There's a well-documented and much touted link between Jews and Chinese food, that has its roots in the turn of the century but is still discussed today. And while I love picking up some egg rolls and sweet and sour chicken, there's no reason you can't enjoy some Chinese favorites in your own kitchen. There are several components to this dish that come together at the end, but they're all fairly simple, and the result is seriously delicious. This is a pretty mild version of the dish, with no hot peppers – feel free to play up the flavors as you wish.
I love lots of colorful vegetables in my stir fry, so I used red and yellow peppers, carrots and snow peas, but you can vary all the vegetables as you like them. There's a fair amount of cornstarch in the sauce, which acts as a thickener when heated. Make sure to carefully monitor the pot once you've added the sauce, so you don't over thicken and end up with a gloopy mess. The sauce can be thinned down with water or broth to get the consistency you want.
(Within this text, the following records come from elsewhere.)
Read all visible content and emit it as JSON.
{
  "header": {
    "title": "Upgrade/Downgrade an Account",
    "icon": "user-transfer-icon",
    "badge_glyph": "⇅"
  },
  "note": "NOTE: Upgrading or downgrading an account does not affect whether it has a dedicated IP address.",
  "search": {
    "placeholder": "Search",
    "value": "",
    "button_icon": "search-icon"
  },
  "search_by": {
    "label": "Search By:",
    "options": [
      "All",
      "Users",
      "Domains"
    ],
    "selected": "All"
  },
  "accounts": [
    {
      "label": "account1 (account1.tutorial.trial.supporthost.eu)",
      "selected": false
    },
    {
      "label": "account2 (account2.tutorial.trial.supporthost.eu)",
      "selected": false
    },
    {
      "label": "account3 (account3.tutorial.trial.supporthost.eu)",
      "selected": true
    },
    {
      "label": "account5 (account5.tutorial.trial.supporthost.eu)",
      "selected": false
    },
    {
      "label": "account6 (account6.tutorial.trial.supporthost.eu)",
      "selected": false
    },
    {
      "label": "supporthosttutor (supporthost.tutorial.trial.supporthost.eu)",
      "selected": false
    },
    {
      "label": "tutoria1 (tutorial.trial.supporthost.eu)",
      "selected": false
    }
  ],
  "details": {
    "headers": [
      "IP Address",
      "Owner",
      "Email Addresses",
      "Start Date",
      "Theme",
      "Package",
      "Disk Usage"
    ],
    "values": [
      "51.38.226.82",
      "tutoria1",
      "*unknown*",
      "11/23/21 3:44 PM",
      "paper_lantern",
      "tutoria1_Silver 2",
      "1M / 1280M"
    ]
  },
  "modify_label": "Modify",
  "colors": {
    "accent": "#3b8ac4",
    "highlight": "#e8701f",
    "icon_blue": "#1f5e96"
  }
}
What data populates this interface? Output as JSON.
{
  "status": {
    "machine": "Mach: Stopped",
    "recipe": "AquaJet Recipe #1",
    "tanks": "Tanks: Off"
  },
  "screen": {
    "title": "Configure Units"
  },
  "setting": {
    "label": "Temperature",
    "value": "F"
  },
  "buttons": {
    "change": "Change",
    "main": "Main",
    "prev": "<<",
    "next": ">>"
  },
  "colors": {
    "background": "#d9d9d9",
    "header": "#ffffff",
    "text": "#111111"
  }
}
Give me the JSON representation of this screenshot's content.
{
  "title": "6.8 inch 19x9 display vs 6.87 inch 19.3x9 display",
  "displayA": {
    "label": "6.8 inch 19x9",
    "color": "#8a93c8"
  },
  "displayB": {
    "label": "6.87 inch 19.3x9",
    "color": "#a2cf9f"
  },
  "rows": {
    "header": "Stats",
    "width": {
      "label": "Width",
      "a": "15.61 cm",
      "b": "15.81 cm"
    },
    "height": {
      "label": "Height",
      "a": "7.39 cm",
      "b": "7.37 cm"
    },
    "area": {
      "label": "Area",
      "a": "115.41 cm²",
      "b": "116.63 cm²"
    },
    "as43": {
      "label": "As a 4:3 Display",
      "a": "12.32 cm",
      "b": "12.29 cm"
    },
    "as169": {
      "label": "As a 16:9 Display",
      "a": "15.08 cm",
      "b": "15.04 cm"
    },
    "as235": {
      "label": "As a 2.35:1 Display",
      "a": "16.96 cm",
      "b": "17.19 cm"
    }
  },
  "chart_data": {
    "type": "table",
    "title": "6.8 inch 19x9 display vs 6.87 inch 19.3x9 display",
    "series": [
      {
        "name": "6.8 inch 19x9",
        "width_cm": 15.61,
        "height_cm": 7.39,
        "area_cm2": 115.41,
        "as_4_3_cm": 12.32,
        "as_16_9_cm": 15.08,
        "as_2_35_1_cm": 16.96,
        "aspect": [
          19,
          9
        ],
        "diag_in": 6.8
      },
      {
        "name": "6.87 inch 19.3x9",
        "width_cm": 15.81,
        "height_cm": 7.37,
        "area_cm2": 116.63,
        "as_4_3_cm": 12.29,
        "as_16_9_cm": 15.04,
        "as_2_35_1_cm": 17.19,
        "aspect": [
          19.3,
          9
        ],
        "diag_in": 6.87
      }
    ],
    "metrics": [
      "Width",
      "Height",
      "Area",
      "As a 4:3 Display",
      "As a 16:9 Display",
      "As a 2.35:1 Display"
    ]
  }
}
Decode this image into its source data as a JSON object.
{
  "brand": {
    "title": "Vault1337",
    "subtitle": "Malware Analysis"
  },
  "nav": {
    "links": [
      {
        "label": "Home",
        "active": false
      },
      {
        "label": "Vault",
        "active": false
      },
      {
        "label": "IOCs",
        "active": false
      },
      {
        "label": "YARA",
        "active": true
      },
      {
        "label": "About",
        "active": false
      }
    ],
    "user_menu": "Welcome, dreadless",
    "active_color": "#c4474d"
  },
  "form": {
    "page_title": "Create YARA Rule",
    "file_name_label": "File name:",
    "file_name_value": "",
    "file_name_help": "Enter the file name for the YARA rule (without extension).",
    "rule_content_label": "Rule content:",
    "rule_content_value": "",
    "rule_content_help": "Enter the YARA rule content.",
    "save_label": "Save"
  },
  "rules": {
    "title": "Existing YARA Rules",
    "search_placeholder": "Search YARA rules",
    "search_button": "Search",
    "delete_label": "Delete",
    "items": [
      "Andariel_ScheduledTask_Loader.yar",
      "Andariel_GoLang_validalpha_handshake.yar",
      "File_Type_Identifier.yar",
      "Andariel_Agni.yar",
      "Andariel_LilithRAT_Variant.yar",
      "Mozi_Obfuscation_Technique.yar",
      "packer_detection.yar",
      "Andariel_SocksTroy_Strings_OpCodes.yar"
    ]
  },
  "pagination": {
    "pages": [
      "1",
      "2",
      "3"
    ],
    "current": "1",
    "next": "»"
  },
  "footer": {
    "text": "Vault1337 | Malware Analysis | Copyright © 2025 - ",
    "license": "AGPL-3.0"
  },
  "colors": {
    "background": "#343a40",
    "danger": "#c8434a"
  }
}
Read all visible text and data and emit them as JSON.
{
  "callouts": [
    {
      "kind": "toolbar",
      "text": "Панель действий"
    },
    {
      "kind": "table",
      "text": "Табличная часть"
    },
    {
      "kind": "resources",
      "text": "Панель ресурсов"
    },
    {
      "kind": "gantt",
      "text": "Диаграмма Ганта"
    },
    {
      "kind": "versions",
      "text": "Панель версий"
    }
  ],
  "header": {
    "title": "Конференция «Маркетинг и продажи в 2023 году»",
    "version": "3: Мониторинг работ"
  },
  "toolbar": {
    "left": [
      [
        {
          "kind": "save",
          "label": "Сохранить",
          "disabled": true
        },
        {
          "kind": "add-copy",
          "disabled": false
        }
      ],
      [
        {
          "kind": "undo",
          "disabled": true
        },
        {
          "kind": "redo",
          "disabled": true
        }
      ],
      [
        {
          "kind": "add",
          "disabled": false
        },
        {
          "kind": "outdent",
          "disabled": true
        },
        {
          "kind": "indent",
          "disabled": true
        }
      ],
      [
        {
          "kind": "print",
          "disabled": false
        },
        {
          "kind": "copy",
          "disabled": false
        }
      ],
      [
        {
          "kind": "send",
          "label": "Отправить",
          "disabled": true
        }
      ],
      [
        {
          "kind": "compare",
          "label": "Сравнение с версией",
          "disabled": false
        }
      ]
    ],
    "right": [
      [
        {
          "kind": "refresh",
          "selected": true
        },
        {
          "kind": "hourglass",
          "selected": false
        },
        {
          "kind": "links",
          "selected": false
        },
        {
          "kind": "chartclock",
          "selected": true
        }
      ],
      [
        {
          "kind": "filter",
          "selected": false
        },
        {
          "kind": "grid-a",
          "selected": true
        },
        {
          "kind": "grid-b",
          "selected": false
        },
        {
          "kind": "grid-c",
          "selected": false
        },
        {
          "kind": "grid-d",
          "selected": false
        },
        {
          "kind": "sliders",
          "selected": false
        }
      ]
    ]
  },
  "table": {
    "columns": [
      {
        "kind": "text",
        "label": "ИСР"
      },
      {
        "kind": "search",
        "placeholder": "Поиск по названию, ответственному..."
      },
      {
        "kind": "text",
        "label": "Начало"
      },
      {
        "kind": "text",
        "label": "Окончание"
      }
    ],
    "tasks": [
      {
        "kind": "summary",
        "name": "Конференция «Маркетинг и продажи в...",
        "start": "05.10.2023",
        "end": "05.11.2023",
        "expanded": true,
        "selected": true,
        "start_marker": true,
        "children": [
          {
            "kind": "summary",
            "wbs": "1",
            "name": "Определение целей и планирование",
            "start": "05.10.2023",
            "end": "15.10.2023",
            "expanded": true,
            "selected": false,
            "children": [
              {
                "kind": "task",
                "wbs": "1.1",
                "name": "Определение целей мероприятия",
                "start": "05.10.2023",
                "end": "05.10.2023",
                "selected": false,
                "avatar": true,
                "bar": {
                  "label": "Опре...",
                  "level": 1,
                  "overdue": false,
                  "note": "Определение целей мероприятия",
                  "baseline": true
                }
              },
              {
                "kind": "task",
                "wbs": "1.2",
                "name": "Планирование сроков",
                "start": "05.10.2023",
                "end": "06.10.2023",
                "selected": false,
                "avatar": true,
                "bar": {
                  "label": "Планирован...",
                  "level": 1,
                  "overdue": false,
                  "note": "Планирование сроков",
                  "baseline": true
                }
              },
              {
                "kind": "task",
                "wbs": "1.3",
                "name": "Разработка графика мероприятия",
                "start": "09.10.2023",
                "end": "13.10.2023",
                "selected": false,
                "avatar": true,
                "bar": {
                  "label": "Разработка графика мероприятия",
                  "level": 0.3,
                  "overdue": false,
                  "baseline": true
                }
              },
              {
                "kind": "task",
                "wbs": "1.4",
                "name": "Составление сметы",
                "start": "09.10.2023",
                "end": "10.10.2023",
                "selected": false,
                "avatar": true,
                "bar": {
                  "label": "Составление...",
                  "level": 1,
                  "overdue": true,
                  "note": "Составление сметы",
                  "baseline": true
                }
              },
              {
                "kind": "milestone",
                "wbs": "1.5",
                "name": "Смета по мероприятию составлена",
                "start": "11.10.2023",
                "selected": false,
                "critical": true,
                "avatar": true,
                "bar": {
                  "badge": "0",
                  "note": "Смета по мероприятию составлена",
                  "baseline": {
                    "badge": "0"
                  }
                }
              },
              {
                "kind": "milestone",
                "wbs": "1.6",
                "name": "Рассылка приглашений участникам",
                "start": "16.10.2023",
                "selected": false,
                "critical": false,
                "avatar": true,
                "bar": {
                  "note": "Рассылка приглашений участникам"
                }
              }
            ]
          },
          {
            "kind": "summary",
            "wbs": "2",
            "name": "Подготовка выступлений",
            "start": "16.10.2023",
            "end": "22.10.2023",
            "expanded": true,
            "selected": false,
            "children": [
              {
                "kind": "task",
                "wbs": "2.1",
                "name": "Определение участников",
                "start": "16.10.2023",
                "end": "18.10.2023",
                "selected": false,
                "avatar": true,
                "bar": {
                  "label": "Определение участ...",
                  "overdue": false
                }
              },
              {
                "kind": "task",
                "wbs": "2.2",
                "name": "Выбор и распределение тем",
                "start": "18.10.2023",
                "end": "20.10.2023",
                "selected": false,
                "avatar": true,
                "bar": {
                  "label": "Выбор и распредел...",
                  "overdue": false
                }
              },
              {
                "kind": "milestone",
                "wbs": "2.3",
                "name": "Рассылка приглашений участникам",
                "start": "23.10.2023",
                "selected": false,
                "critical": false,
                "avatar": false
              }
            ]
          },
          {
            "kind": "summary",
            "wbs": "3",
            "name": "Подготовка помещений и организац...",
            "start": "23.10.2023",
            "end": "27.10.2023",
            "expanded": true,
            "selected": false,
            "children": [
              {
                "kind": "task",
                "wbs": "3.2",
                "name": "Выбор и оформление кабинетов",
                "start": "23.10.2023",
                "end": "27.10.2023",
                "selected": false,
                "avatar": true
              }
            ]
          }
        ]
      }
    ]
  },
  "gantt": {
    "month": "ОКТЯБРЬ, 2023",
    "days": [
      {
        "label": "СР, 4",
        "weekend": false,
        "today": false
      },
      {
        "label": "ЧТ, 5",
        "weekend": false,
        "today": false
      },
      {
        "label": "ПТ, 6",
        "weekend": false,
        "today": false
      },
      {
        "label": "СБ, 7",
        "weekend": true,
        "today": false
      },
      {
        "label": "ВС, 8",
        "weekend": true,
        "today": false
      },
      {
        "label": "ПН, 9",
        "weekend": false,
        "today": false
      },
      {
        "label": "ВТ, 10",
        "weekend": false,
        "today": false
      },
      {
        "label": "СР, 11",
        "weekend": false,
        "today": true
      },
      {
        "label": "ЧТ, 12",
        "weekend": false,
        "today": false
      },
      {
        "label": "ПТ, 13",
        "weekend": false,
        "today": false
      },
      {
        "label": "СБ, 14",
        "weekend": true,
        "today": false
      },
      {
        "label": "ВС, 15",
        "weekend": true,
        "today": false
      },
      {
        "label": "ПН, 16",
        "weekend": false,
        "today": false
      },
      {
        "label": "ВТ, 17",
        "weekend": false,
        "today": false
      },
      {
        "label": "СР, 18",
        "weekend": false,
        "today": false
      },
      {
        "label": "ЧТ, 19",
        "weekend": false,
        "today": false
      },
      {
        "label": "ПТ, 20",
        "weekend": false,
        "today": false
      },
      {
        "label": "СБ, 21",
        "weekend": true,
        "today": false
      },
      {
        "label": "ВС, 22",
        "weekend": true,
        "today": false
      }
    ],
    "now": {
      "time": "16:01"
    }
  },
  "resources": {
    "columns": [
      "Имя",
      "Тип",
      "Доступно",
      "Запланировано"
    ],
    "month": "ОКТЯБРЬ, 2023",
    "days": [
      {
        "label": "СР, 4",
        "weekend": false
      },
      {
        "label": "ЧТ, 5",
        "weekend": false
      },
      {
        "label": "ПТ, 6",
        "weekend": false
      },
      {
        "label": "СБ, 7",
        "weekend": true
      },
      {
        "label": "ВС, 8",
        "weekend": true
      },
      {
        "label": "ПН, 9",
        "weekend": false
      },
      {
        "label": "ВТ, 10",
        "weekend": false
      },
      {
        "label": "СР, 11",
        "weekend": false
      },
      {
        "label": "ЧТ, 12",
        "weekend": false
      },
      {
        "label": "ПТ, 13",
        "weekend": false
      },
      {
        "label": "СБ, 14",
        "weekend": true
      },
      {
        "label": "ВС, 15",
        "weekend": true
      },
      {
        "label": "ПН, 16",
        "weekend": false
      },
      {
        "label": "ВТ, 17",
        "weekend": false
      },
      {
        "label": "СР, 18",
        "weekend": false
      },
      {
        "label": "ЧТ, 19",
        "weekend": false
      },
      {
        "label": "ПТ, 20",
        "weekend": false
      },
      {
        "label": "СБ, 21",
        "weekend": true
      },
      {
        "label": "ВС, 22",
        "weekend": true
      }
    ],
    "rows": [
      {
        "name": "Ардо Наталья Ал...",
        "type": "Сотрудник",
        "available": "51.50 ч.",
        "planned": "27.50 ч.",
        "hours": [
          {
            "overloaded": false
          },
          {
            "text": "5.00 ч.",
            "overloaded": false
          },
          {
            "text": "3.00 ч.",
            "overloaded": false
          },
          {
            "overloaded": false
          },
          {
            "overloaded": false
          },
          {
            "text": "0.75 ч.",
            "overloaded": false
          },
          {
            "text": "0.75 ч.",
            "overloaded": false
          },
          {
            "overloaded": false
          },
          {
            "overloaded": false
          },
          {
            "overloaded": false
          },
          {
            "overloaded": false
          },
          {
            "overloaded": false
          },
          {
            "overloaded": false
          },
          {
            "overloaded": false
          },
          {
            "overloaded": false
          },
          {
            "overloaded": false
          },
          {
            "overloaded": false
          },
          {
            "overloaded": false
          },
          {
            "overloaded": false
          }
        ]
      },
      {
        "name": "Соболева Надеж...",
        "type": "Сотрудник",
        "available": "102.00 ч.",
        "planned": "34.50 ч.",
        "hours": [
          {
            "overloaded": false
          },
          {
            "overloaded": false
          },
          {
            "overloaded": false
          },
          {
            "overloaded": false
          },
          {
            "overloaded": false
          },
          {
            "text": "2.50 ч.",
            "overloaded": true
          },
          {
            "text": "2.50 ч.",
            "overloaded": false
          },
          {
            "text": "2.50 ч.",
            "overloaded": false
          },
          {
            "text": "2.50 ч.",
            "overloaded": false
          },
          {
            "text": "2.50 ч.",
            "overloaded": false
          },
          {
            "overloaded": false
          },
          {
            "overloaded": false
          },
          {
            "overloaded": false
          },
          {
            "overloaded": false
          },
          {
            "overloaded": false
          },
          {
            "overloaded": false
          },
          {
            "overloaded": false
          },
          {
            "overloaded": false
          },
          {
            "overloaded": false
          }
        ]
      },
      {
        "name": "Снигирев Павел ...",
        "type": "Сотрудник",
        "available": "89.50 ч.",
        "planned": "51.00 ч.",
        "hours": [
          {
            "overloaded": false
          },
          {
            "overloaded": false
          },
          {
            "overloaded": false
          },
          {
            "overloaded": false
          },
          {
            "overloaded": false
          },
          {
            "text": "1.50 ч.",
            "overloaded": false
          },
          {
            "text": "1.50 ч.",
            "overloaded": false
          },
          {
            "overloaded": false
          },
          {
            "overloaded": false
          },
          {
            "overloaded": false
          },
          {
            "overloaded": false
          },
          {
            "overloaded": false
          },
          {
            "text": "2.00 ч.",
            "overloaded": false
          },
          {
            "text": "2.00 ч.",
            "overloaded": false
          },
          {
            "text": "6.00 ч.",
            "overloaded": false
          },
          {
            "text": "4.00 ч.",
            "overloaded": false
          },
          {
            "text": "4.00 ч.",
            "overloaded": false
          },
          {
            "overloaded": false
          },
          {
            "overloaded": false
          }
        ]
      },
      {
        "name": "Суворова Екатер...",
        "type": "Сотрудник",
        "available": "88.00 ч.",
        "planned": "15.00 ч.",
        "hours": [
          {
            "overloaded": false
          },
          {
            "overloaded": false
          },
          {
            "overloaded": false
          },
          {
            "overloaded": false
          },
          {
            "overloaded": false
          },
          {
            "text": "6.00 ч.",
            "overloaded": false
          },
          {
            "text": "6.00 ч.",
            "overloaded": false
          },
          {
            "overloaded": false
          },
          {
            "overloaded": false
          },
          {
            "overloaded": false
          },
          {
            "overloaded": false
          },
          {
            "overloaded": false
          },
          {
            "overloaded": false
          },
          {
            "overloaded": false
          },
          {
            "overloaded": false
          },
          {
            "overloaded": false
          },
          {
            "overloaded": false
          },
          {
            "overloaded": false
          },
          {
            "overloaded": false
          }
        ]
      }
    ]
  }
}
General Tso Stir Fry – Serves 3-4
2 tablespoons canola oil
2 medium onions, chopped
2 cloves of garlic, minced
2 peppers – red, yellow or orange, diced
2/3 cup grated carrots
8 ounces sliced mushrooms
1 cup sliced water chestnuts
1 cup snow peas, halved
1 pound boneless, skinless chicken cutlets
1/3 cup cornstarch
salt and pepper
canola oil, for frying
1/4 cup cornstarch
1/4 cup water
1 clove garlic, minced
1/2 cup sugar
1/8 cup rice vinegar
1/8 cup white wine
7 ounces chicken or vegetable broth
Heat 2 tablespoons of canola oil in a large pot over medium heat. Add the onions and sautee, stirring regularly, for 10 minutes. Add the peppers, garlic and carrots, and continue cooking, 15 minutes. Then add the mushrooms and snow peas, and cook another 10 minutes.
Meanwhile, slice the chicken breasts in to cubes. Mix the eggs and cornstarch together with a pinch each of salt and pepper. Dredge the chicken in the mixture then drain.
Heat about 1/8" of oil in the bottom of a large skillet. Fry the chicken pieces, one batch at a time, cooking about 3-4 minutes on each side, then remove to a paper towel-lined plate.
Mix together all the sauce ingredients in a large bowl or container with a lid – shake well. Pour the sauce over the vegetables in the pot, and cook, stirring regularly, until it begins to thicken. Don't leave it alone – the sauce can overthicken quickly. Thin out with water or broth if necessary. Add in the chicken, stir to combine and heat through.
Serve over rice.